Here’s a super high-tech big-data solution: ask them! Identify a few folks that represent your key groups, pick up the phone, take them out to coffee. Share your initial idea and ask them to become your founding members. Choose wisely, these early members determine the tone and culture of the community -- members that come after model their behaviors after these members. Think of them as your party planning committee. Don't forget to also talk to customer-facing groups inside of your own organization for additional insights.

Start with jobs customers do and design with the object of creating business value for each member. Balance of skills and experiences is key in a community -- understand what expertise exists and what needs to be cultivated. Just like at a party, you need to know what each member brings -- you don’t want to end up with just drinks and no snacks. Think of artifacts that your community creates as food at a dinner party -- and how much fun it is to create them together.

What’s in it for me?

A community will never work if people don’t participate, which takes time and effort. How can you make it worth their time? Dig deep and understand their WIIFM (what’s in it for me?). Your customers don't buy your product; they buy a solution. They continue to buy those solutions that make their lives better and / or helps them look good in front of others.

What does your solution mean to their self-image? This can help you start to understand the intrinsic and extrinsic motivation for participating in your community. What are they passionate about? How can you channel their passion for the benefit of the entire community? Exploring member personas and roles is useful here -- some people may want to be seen as experts, some people may want to learn from them, some may want to co-create great things together.

You'd be naïve to think that your community is the only one trying to offer this experience to your customers. What else is competing for their attention in helping them get their job done? How can you provide something unique that they can’t find somewhere else?

What’s in it for the host?

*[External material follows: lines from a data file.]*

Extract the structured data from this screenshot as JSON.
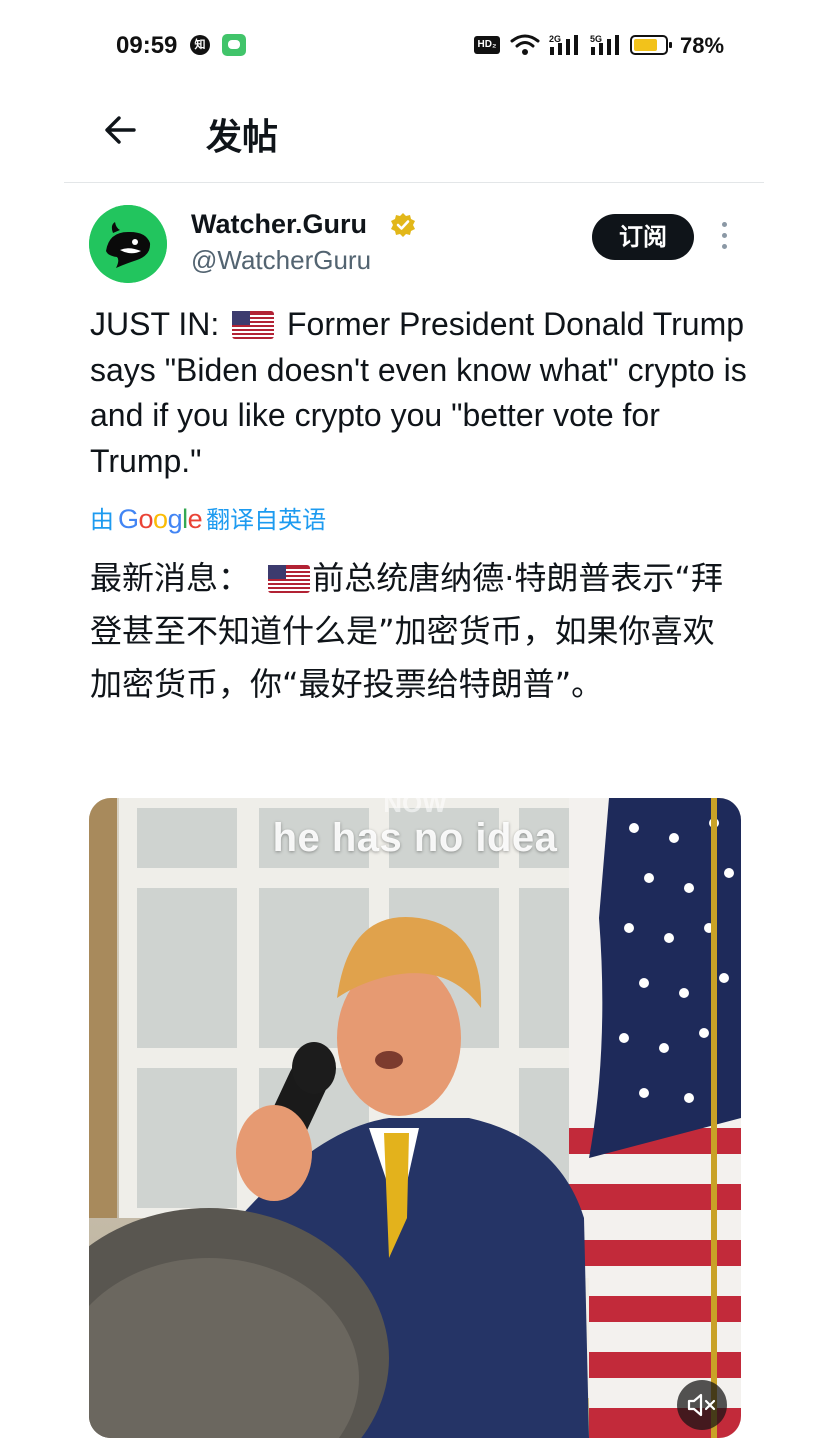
{
  "status_bar": {
    "time": "09:59",
    "app_icons": [
      "zhihu-icon",
      "wechat-icon"
    ],
    "hd_label": "HD₂",
    "signal_1_label": "2G",
    "signal_2_label": "5G",
    "battery_percent": "78%",
    "battery_level": 0.78,
    "battery_color": "#f2c21b"
  },
  "header": {
    "back_icon": "back-arrow-icon",
    "title": "发帖"
  },
  "tweet": {
    "author": {
      "display_name": "Watcher.Guru",
      "handle": "@WatcherGuru",
      "verified_color": "#e2b719",
      "avatar_color": "#22c55e"
    },
    "subscribe_label": "订阅",
    "text_prefix": "JUST IN:",
    "text_body": "Former President Donald Trump says \"Biden doesn't even know what\" crypto is and if you like crypto you \"better vote for Trump.\"",
    "translation": {
      "prefix": "由",
      "provider": "Google",
      "suffix": "翻译自英语"
    },
    "translated_prefix": "最新消息：",
    "translated_body": "前总统唐纳德·特朗普表示“拜登甚至不知道什么是”加密货币，如果你喜欢加密货币，你“最好投票给特朗普”。",
    "media": {
      "caption_faded": "NOW",
      "caption": "he has no idea",
      "mute_icon": "speaker-muted-icon"
    }
  },
  "colors": {
    "text_primary": "#0f1419",
    "text_secondary": "#536471",
    "link": "#1d9bf0",
    "button_dark": "#0f1419"
  }
}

Most likely, you are reading this article because you are building a community that has something to do with your business. While figuring out the needs and wants of the community, you also need to create something that benefits the business. Shockingly, only 34% of companies align their social strategy to business goals, Brian Solis said at a recent fireside chat I led. Your community doesn't exist in a vacuum; look for ways to add explicit value across the organization -- this will get you the funding and respect in your community endeavors.

How do I RSVP?

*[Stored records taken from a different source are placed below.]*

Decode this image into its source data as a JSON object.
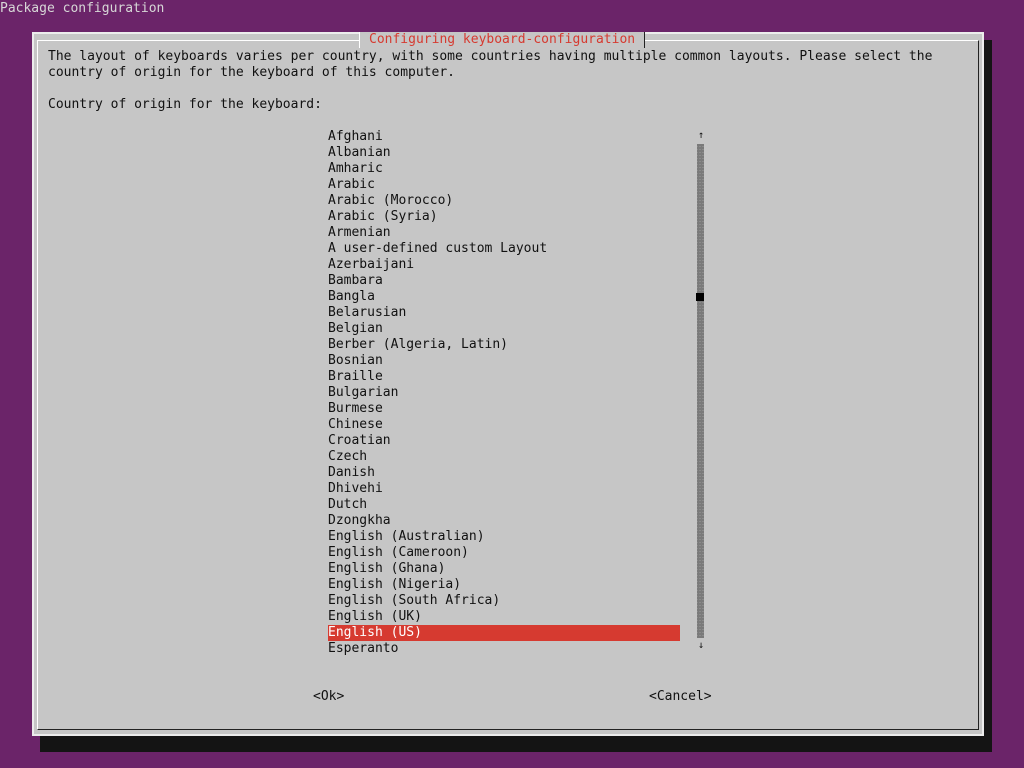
{
  "screen": {
    "title": "Package configuration"
  },
  "dialog": {
    "title": "Configuring keyboard-configuration",
    "description_line1": "The layout of keyboards varies per country, with some countries having multiple common layouts. Please select the",
    "description_line2": "country of origin for the keyboard of this computer.",
    "prompt": "Country of origin for the keyboard:",
    "selected_value": "English (US)"
  },
  "list": {
    "items": [
      "Afghani",
      "Albanian",
      "Amharic",
      "Arabic",
      "Arabic (Morocco)",
      "Arabic (Syria)",
      "Armenian",
      "A user-defined custom Layout",
      "Azerbaijani",
      "Bambara",
      "Bangla",
      "Belarusian",
      "Belgian",
      "Berber (Algeria, Latin)",
      "Bosnian",
      "Braille",
      "Bulgarian",
      "Burmese",
      "Chinese",
      "Croatian",
      "Czech",
      "Danish",
      "Dhivehi",
      "Dutch",
      "Dzongkha",
      "English (Australian)",
      "English (Cameroon)",
      "English (Ghana)",
      "English (Nigeria)",
      "English (South Africa)",
      "English (UK)",
      "English (US)",
      "Esperanto"
    ],
    "scroll_up_icon": "↑",
    "scroll_down_icon": "↓"
  },
  "buttons": {
    "ok": "<Ok>",
    "cancel": "<Cancel>"
  },
  "colors": {
    "desktop_background": "#6b2469",
    "dialog_background": "#c6c6c6",
    "title_red": "#d63a30",
    "selection_red": "#d63a30"
  }
}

Now that you know whom you want at your party, it’s time to send out some invites. Having answered all questions from above will help you determine if your community should be external and public or private, and what the join process looks like.

If it’s a public external community, how will you promote it to drive membership? Is there a vetting process? Are there clear expectations? How do members leave the community? Keep in mind the trade offs: the more highly vetted, the smaller and tighter-knit the community, and perhaps the more engaged the users are. The larger the community, the less trust and collaboration there is, and the more important sub-communities become. This is not to say that you shouldn't have a large community, but you want to make sure that the right sub-groups can easily find each other.